There is uncertainty about whether the extent the work environment built with much effort over a period of time will sustain. With social distancing norms it obvious that the usual practices cannot be continued. The HR leaders now have to rethink employee engagement and be innovative in their approach to improve behaviour and thereby organisational effectiveness. Apart from ensuring safety of workers in the organisation, the work from home transition has extended HR leaders’ responsibility to ensure employee emotional well-being. There is a pressing need to address the issues of isolation anxiety, allay fears of uncertainty and think of mechanisms to de-stress the employees during these times. These responsibilities are burdening the HR departments who already have their hands full with the usual responsibilities of acquiring, developing, maintaining and engaging employees.

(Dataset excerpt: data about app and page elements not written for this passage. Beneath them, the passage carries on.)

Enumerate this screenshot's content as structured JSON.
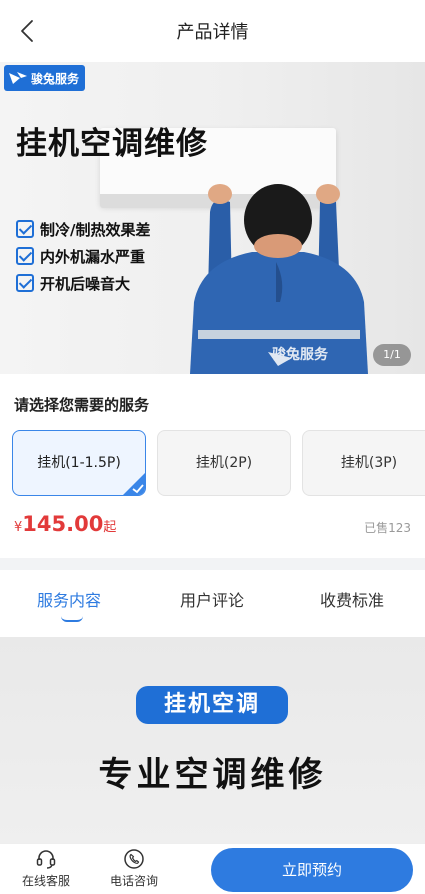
{
  "header": {
    "title": "产品详情",
    "back_icon": "chevron-left-icon"
  },
  "banner": {
    "logo_text": "骏兔服务",
    "title": "挂机空调维修",
    "features": [
      "制冷/制热效果差",
      "内外机漏水严重",
      "开机后噪音大"
    ],
    "uniform_text": "骏兔服务",
    "page_indicator": "1/1"
  },
  "service": {
    "heading": "请选择您需要的服务",
    "options": [
      {
        "label": "挂机(1-1.5P)",
        "selected": true
      },
      {
        "label": "挂机(2P)",
        "selected": false
      },
      {
        "label": "挂机(3P)",
        "selected": false
      }
    ],
    "price": {
      "currency": "¥",
      "amount": "145.00",
      "suffix": "起"
    },
    "sold": "已售123"
  },
  "tabs": [
    {
      "label": "服务内容",
      "active": true
    },
    {
      "label": "用户评论",
      "active": false
    },
    {
      "label": "收费标准",
      "active": false
    }
  ],
  "detail": {
    "pill": "挂机空调",
    "title": "专业空调维修"
  },
  "bottom_bar": {
    "service_label": "在线客服",
    "phone_label": "电话咨询",
    "book_label": "立即预约"
  },
  "colors": {
    "accent": "#2e7be0",
    "brand": "#1f6fd6",
    "price": "#e23a3a"
  }
}
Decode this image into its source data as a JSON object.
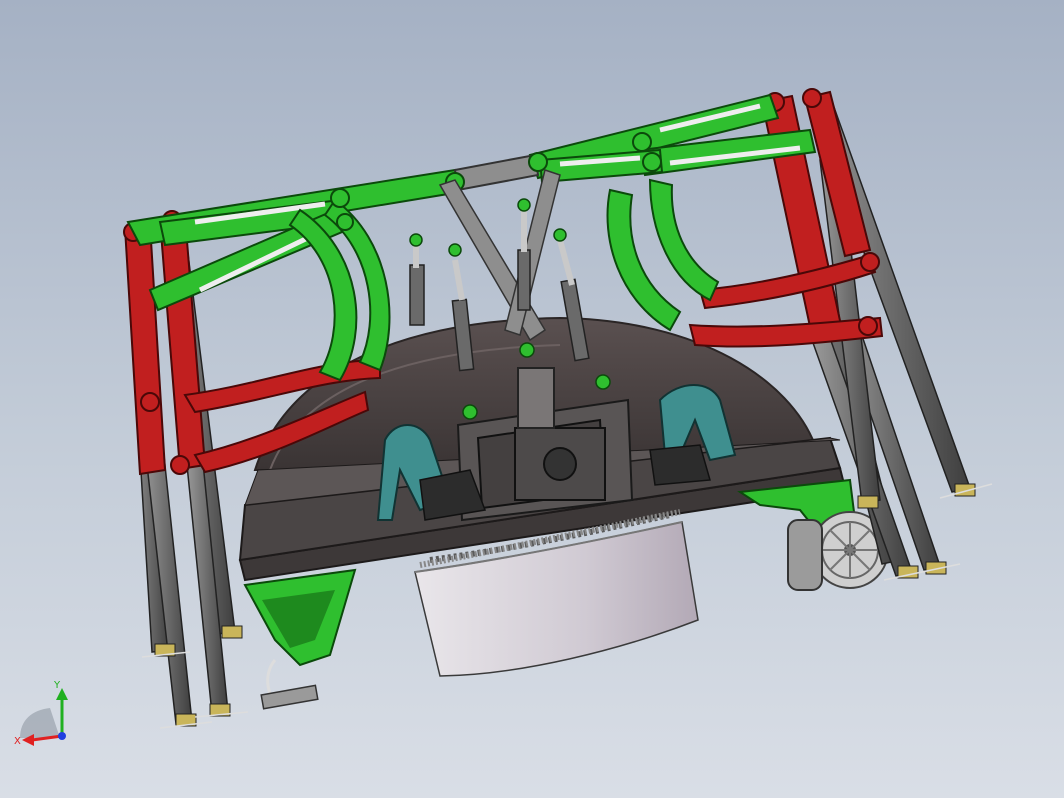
{
  "viewport": {
    "background_top": "#a5b1c4",
    "background_bottom": "#d9dee6"
  },
  "colors": {
    "green": "#2fbf2f",
    "red": "#c11f1f",
    "teal": "#3f8f8f",
    "gray_rod": "#7f7f7f",
    "dark_base": "#4a4646",
    "cylinder": "#c9c3cc"
  },
  "triad": {
    "x_label": "X",
    "y_label": "Y",
    "x_color": "#e02020",
    "y_color": "#20b020",
    "z_color": "#2040e0"
  }
}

The need of the hour for HR leaders is to ensure effective and transparent communication. They should focus on ways and means to improve two-way communications among managers and employees, choose appropriate remote working tools that facilitate team working not only ensuring employees stay connected but also guaranteeing a human focused approach when automation and technology enabled collaboration tools take over in-person interaction and physical meetings.
HR department alone cannot handle such enormous responsibility without the active participation of the managers and support from top leadership. At these difficult times it is critical that leaders and managers work with HR and ensure that the work environment and organisational culture fostered through systematic employee engagement initiatives over the years are not eroded. Facilitating regular leadership communication, trusting employees and giving them more autonomy, providing fair compensation and offering emotional support are some of the engagement strategies that will make employees feel connected and stay committed to the organisation.
by Vandana Madhavkumar